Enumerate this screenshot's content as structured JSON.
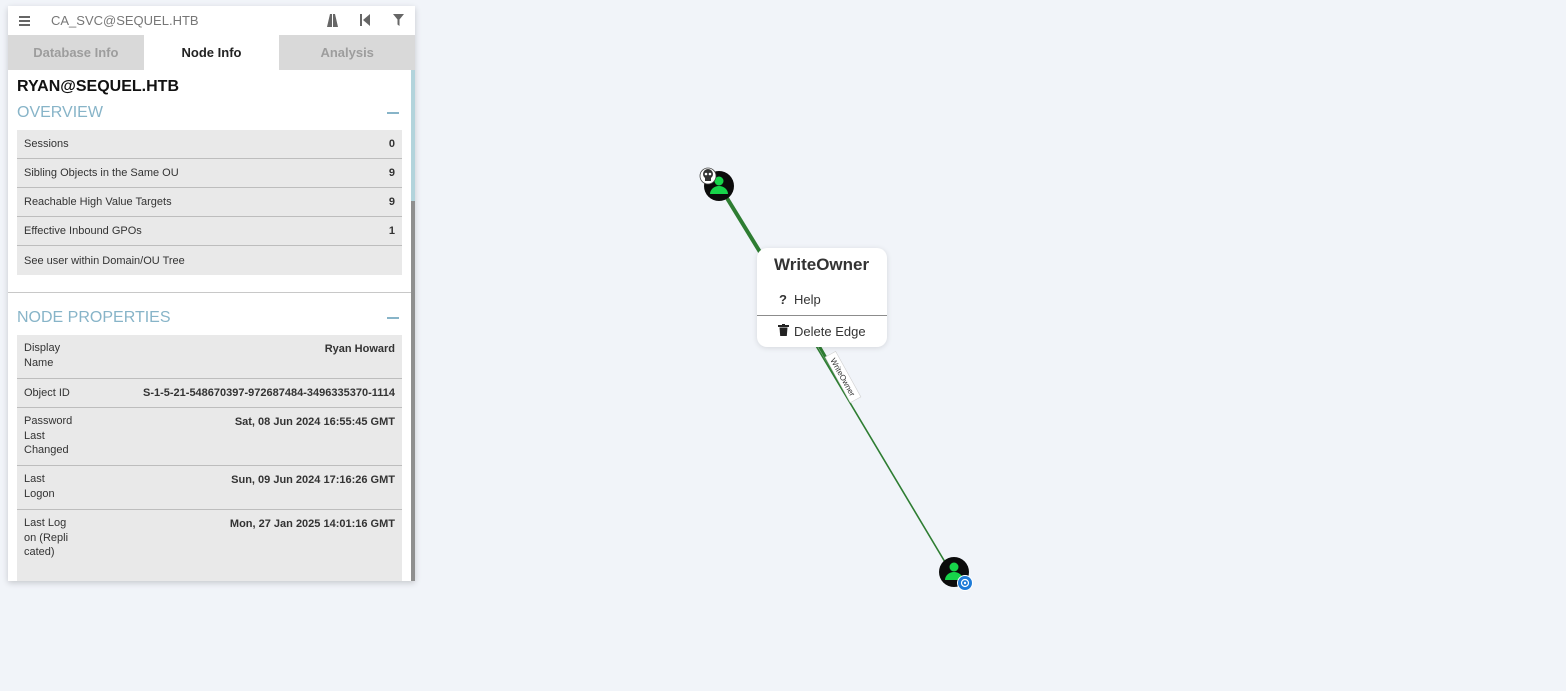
{
  "search": {
    "value": "CA_SVC@SEQUEL.HTB"
  },
  "tabs": [
    {
      "label": "Database Info"
    },
    {
      "label": "Node Info"
    },
    {
      "label": "Analysis"
    }
  ],
  "node": {
    "name": "RYAN@SEQUEL.HTB"
  },
  "overview": {
    "title": "OVERVIEW",
    "rows": [
      {
        "label": "Sessions",
        "value": "0"
      },
      {
        "label": "Sibling Objects in the Same OU",
        "value": "9"
      },
      {
        "label": "Reachable High Value Targets",
        "value": "9"
      },
      {
        "label": "Effective Inbound GPOs",
        "value": "1"
      },
      {
        "label": "See user within Domain/OU Tree",
        "value": ""
      }
    ]
  },
  "properties": {
    "title": "NODE PROPERTIES",
    "rows": [
      {
        "label": "Display Name",
        "value": "Ryan Howard"
      },
      {
        "label": "Object ID",
        "value": "S-1-5-21-548670397-972687484-3496335370-1114"
      },
      {
        "label": "Password Last Changed",
        "value": "Sat, 08 Jun 2024 16:55:45 GMT"
      },
      {
        "label": "Last Logon",
        "value": "Sun, 09 Jun 2024 17:16:26 GMT"
      },
      {
        "label": "Last Logon (Replicated)",
        "value": "Mon, 27 Jan 2025 14:01:16 GMT"
      }
    ]
  },
  "graph": {
    "edge_label": "WriteOwner",
    "edge_color": "#2e7d32",
    "node_color": "#17d44a"
  },
  "context_menu": {
    "title": "WriteOwner",
    "help": "Help",
    "delete": "Delete Edge"
  }
}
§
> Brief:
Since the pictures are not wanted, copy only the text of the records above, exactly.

> Answer space:
Enumerate this screenshot's content as structured JSON.
{
  "search": {
    "value": "CA_SVC@SEQUEL.HTB"
  },
  "tabs": [
    {
      "label": "Database Info"
    },
    {
      "label": "Node Info"
    },
    {
      "label": "Analysis"
    }
  ],
  "node": {
    "name": "RYAN@SEQUEL.HTB"
  },
  "overview": {
    "title": "OVERVIEW",
    "rows": [
      {
        "label": "Sessions",
        "value": "0"
      },
      {
        "label": "Sibling Objects in the Same OU",
        "value": "9"
      },
      {
        "label": "Reachable High Value Targets",
        "value": "9"
      },
      {
        "label": "Effective Inbound GPOs",
        "value": "1"
      },
      {
        "label": "See user within Domain/OU Tree",
        "value": ""
      }
    ]
  },
  "properties": {
    "title": "NODE PROPERTIES",
    "rows": [
      {
        "label": "Display Name",
        "value": "Ryan Howard"
      },
      {
        "label": "Object ID",
        "value": "S-1-5-21-548670397-972687484-3496335370-1114"
      },
      {
        "label": "Password Last Changed",
        "value": "Sat, 08 Jun 2024 16:55:45 GMT"
      },
      {
        "label": "Last Logon",
        "value": "Sun, 09 Jun 2024 17:16:26 GMT"
      },
      {
        "label": "Last Logon (Replicated)",
        "value": "Mon, 27 Jan 2025 14:01:16 GMT"
      }
    ]
  },
  "graph": {
    "edge_label": "WriteOwner",
    "edge_color": "#2e7d32",
    "node_color": "#17d44a"
  },
  "context_menu": {
    "title": "WriteOwner",
    "help": "Help",
    "delete": "Delete Edge"
  }
}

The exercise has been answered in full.